I do not mention that it was the Japanese navy that took possession of the city. Marines armed to the teeth policed the streets. Usually two stood directly in front of our school and several more, sometimes four, were at the corner three hundred feet away. Many Chinese people who ventured out carried white flags or small Japanese flags. Automobiles owned by nationals of various countries had flags placed in the most conspicuous places. The city lived at the point of daggers and guns. Certainly every one behaved well.
Customs, post office, railway and all government institutions were at once occupied by the Japanese. Shortly after the navy took possession of the city, the army arrived. Then followed a scramble for buildings which might serve as housing quarters for the army and navy.
All public buildings including schools, temples, and market buildings were taken. Chinese owned homes and apartment houses were not spared. Very many families whose daughters were in our school lost their homes. These were especially the homes of men engaged in government work under the Chinese regime. The houses were visited and labeled by the Japanese and then occupied.
Of all places the school buildings are being ruined the most. Desks and library books are used for fuel. At the Shantung University in Tsingtao even laboratory equipment was included in the heap of library books and furniture which was seen lying outside the beautiful new science building. However, I did hear that this destruction of books also took place in the private homes. There is no question concerning who has the power in Tsingtao today.
There yet remains the question of refugees. Before the Japanese occupation the International Relief Association fed three thousand daily. Many of these refugees had fled before the Japanese troops and had come all the way from the district between Peiping and Tientsin. After the Japanese occupation many of these were transported to Tientsin in order that they might return to their homes.
At the time of the burning of the mills, thousands in the suburbs where the mills were located either fled to the mountains, to the city or took refuge with the British American Tobacco Company. There five thousand gathered and sought shelter within the factory buildings. There they were fed and protected for some time until the situation eased a little.
And now to come down to the present situation. The train from here to Tsinan made its first trip since December a few days ago. Boats are again running although they cannot come way up into the harbor. Mail service is quite normal while telegraph communication is rather slow.
The officials in the new government are all Chinese. The mayor is an old man who was formerly a mayor of Tsingtao. Of course everything is under Japanese dictatorship. No move is made without their approval.

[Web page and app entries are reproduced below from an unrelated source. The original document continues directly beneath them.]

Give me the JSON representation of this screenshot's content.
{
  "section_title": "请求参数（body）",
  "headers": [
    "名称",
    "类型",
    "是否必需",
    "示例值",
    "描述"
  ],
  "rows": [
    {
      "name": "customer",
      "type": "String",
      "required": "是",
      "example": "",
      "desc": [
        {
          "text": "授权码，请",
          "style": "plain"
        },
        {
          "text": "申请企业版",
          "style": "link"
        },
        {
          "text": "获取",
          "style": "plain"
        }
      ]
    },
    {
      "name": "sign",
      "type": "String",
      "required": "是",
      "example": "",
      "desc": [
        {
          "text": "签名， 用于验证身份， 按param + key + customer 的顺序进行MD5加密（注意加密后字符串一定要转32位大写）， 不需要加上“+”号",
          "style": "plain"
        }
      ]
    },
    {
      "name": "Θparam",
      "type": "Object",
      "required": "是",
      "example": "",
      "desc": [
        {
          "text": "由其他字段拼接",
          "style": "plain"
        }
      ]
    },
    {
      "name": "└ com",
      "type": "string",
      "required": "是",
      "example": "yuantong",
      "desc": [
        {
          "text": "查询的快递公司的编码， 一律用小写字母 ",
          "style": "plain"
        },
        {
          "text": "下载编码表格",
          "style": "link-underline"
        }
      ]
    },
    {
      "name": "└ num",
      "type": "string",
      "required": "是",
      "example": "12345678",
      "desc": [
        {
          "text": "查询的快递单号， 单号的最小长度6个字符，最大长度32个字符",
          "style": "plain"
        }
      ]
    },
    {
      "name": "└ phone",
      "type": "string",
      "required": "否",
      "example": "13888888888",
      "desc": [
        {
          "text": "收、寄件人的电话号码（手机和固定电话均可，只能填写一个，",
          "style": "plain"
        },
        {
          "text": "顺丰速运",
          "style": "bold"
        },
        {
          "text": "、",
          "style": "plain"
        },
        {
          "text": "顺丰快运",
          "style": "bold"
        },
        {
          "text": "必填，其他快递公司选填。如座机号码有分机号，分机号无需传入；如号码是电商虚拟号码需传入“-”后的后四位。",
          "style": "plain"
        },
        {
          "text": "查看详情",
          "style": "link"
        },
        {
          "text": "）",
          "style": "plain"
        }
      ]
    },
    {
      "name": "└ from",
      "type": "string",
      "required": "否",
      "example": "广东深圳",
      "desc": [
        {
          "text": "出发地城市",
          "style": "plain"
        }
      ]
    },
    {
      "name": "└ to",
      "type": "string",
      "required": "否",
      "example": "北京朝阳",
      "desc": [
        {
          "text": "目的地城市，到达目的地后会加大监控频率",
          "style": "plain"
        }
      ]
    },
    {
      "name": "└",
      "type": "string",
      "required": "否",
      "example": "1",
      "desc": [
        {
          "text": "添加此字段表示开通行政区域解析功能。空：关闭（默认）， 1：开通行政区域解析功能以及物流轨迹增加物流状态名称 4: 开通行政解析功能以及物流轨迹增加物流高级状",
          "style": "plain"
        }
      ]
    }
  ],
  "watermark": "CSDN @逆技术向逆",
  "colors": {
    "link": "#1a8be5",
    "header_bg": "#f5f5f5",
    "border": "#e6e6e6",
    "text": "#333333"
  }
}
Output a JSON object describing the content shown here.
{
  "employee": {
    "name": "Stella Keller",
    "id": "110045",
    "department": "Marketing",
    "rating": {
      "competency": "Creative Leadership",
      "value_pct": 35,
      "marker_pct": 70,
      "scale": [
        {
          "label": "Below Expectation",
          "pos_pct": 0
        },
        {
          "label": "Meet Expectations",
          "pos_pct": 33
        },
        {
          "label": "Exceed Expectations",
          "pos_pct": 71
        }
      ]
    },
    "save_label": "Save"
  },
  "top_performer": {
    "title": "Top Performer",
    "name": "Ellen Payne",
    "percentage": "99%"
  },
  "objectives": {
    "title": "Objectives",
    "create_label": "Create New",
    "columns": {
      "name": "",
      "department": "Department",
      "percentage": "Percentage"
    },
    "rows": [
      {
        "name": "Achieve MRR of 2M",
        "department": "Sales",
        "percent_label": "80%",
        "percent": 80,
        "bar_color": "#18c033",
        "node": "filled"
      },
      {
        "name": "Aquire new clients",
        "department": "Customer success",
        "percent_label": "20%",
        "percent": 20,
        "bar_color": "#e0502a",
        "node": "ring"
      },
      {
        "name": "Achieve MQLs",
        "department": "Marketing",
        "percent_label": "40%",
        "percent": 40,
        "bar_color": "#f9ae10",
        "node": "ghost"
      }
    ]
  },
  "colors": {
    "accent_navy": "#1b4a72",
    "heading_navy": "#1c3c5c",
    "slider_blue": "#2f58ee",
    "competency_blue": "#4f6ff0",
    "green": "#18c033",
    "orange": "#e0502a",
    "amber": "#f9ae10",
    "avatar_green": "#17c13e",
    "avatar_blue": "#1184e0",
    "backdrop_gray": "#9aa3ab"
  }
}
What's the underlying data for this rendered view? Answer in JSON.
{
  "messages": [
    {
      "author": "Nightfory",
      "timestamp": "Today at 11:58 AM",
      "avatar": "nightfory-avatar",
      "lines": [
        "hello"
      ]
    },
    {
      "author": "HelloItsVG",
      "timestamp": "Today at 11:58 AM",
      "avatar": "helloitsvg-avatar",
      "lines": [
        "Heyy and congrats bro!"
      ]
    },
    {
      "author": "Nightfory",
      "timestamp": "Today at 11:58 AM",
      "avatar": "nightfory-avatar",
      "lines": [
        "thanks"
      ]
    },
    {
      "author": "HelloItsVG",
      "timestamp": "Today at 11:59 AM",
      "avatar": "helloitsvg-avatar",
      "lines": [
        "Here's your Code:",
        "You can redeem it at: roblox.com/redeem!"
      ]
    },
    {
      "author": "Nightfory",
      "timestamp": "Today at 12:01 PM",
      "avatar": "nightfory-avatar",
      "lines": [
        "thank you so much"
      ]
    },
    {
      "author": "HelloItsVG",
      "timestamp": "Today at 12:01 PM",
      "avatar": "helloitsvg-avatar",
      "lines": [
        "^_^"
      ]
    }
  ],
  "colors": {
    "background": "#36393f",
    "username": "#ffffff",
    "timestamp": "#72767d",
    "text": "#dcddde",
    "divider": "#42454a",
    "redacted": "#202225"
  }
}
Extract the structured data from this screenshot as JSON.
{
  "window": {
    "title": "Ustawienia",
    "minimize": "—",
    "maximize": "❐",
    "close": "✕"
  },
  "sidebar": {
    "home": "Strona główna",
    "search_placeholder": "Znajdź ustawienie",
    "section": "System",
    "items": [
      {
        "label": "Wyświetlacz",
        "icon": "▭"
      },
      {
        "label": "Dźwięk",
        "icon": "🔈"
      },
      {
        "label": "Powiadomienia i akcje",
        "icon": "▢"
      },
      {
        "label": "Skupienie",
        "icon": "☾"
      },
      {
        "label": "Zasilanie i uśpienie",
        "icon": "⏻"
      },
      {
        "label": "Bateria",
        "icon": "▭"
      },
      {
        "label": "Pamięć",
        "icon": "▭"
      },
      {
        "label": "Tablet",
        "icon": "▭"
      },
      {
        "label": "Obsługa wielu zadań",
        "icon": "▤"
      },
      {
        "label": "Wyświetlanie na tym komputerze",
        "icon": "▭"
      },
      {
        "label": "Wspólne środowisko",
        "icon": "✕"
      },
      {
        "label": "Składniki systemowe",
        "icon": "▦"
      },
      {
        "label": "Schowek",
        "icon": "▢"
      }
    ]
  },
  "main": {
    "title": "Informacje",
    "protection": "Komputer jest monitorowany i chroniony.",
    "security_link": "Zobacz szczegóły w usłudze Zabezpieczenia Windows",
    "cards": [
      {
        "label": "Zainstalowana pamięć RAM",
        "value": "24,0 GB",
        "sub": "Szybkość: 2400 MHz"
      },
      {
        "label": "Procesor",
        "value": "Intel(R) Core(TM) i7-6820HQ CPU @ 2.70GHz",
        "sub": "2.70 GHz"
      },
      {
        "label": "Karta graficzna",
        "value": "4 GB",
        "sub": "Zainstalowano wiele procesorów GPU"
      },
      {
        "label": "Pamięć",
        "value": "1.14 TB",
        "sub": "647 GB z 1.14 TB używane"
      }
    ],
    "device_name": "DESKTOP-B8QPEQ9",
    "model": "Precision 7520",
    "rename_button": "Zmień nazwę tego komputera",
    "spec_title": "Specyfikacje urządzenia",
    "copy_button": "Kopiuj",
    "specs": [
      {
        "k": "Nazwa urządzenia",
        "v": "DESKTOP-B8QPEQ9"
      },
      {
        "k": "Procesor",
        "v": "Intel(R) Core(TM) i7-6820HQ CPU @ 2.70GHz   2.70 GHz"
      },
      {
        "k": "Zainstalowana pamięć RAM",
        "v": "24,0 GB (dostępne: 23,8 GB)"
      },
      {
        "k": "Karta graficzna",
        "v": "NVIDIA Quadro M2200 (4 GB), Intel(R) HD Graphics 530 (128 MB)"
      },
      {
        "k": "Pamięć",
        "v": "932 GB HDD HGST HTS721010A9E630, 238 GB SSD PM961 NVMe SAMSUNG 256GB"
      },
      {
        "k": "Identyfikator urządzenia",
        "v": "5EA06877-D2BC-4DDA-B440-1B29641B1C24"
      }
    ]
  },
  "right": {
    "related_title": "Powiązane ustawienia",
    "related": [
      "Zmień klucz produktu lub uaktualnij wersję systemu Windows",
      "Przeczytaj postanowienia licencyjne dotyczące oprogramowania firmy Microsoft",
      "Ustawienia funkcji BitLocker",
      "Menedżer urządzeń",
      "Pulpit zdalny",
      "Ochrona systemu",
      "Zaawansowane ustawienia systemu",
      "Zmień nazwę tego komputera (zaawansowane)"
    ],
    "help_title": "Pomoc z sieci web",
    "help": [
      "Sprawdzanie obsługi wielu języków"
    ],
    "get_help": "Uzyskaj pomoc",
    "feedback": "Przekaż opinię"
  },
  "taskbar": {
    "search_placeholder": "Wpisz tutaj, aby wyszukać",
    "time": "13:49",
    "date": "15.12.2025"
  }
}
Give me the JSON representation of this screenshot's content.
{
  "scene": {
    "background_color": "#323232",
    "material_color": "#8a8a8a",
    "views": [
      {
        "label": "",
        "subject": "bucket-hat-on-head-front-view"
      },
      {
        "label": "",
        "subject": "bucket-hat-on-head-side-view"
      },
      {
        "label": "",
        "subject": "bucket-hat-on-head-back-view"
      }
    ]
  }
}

Plans are now being made for the opening of part of the Chinese elementary schools. The difficult task is to get the soldiers to evacuate the buildings. I forgot to mention above that had we not been here occupying our building, it is quite certain that it would have been taken by the marines or soldiers. They certainly would not have passed up this building. I can well imagine that would have happened to our equipment. Thank God we were here. Up to the present our school is the only middle school opening. The date set for opening of school is March 1. Neither the government nor the other missionary schools are offering the students any opportunities for study. In spite of this I do not think we will have a very large enrollment for so many of the people have evacuated.
I think the above sufficiently covers the important events of the past few months. There are still other items to be written. These items include those things which occur in all wars at places where troops are stationed. Nevertheless, I think your radios reported the terrible conditions prevalent in Nanking after Japanese occupation.
When I began this letter I intended to include some news of other places, however, my letter is already rather long, therefore I shall close. I am
Sister M. Eustella, O.S.F.